Aim of the exercise → Exact copy, no pictures: repeat the data that follows.

Information supplied →
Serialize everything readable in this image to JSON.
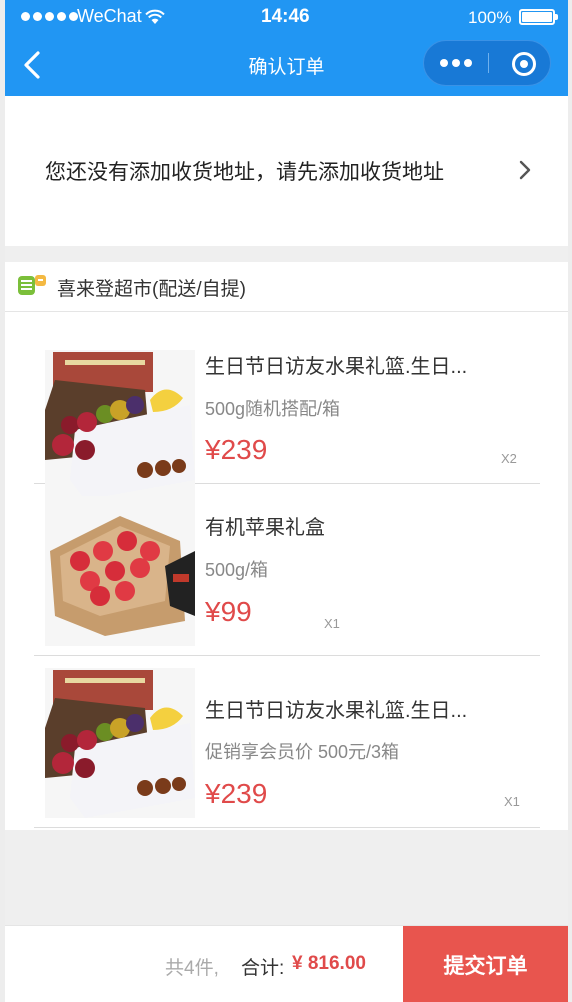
{
  "status_bar": {
    "carrier": "WeChat",
    "time": "14:46",
    "battery": "100%"
  },
  "nav": {
    "title": "确认订单"
  },
  "address": {
    "prompt": "您还没有添加收货地址，请先添加收货地址"
  },
  "store": {
    "name": "喜来登超市(配送/自提)"
  },
  "items": [
    {
      "title": "生日节日访友水果礼篮.生日...",
      "spec": "500g随机搭配/箱",
      "price": "¥239",
      "qty": "X2"
    },
    {
      "title": "有机苹果礼盒",
      "spec": "500g/箱",
      "price": "¥99",
      "qty": "X1"
    },
    {
      "title": "生日节日访友水果礼篮.生日...",
      "spec": "促销享会员价 500元/3箱",
      "price": "¥239",
      "qty": "X1"
    }
  ],
  "footer": {
    "count": "共4件,",
    "total_label": "合计:",
    "total_value": "¥ 816.00",
    "submit_label": "提交订单"
  },
  "colors": {
    "nav_bg": "#2196f3",
    "accent_red": "#e8554e",
    "price_red": "#e04a4a"
  }
}
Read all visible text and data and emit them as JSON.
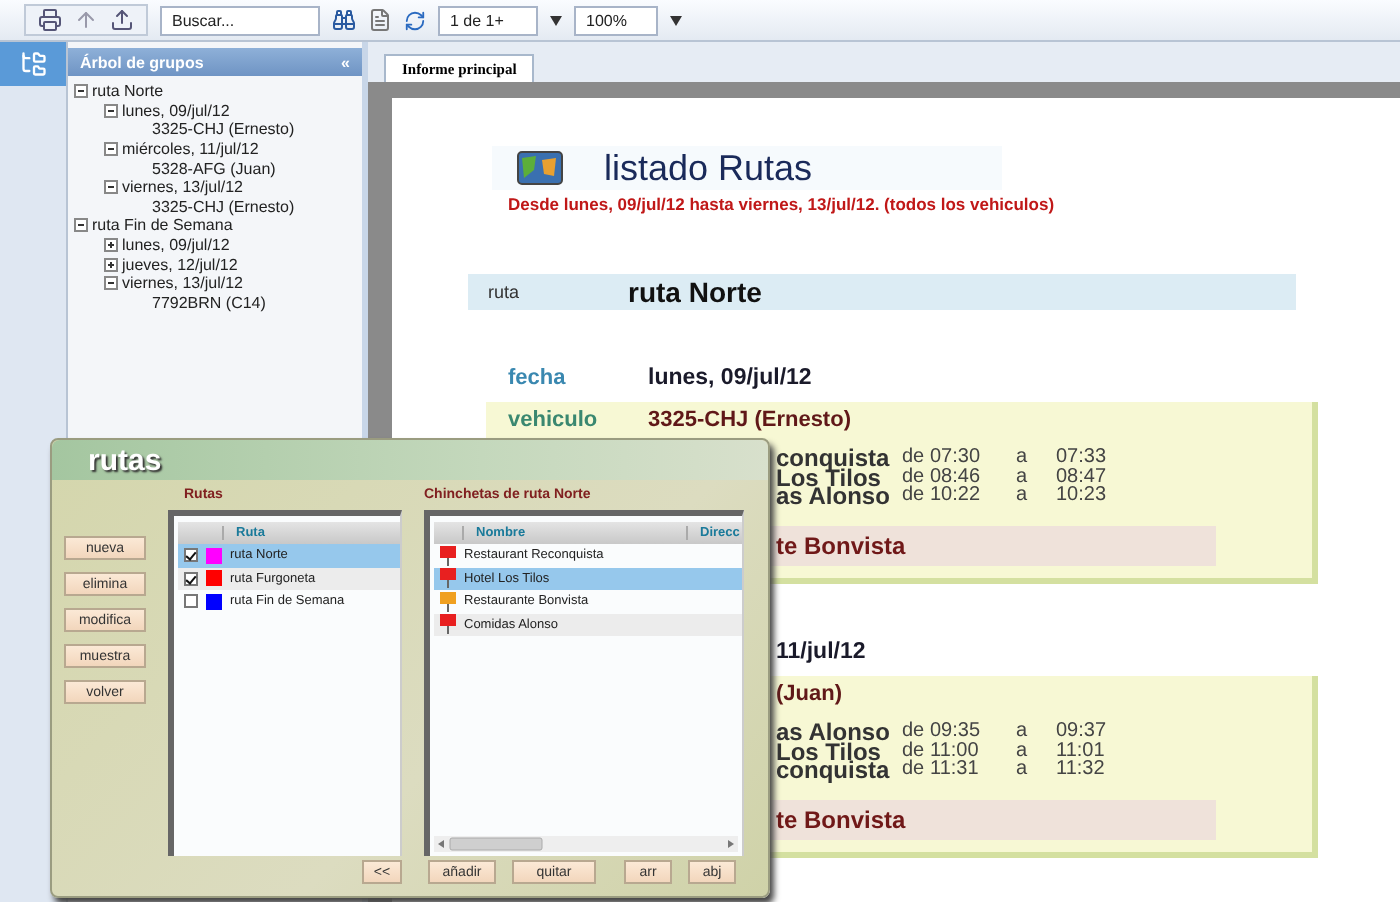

Answer space →
Serialize everything readable in this image to JSON.
{
  "status_bar": {
    "carrier": "WeChat",
    "time": "14:46",
    "battery": "100%"
  },
  "nav": {
    "title": "确认订单"
  },
  "address": {
    "prompt": "您还没有添加收货地址，请先添加收货地址"
  },
  "store": {
    "name": "喜来登超市(配送/自提)"
  },
  "items": [
    {
      "title": "生日节日访友水果礼篮.生日...",
      "spec": "500g随机搭配/箱",
      "price": "¥239",
      "qty": "X2"
    },
    {
      "title": "有机苹果礼盒",
      "spec": "500g/箱",
      "price": "¥99",
      "qty": "X1"
    },
    {
      "title": "生日节日访友水果礼篮.生日...",
      "spec": "促销享会员价 500元/3箱",
      "price": "¥239",
      "qty": "X1"
    }
  ],
  "footer": {
    "count": "共4件,",
    "total_label": "合计:",
    "total_value": "¥ 816.00",
    "submit_label": "提交订单"
  },
  "colors": {
    "nav_bg": "#2196f3",
    "accent_red": "#e8554e",
    "price_red": "#e04a4a"
  }
}
Read all visible text and data and emit them as JSON.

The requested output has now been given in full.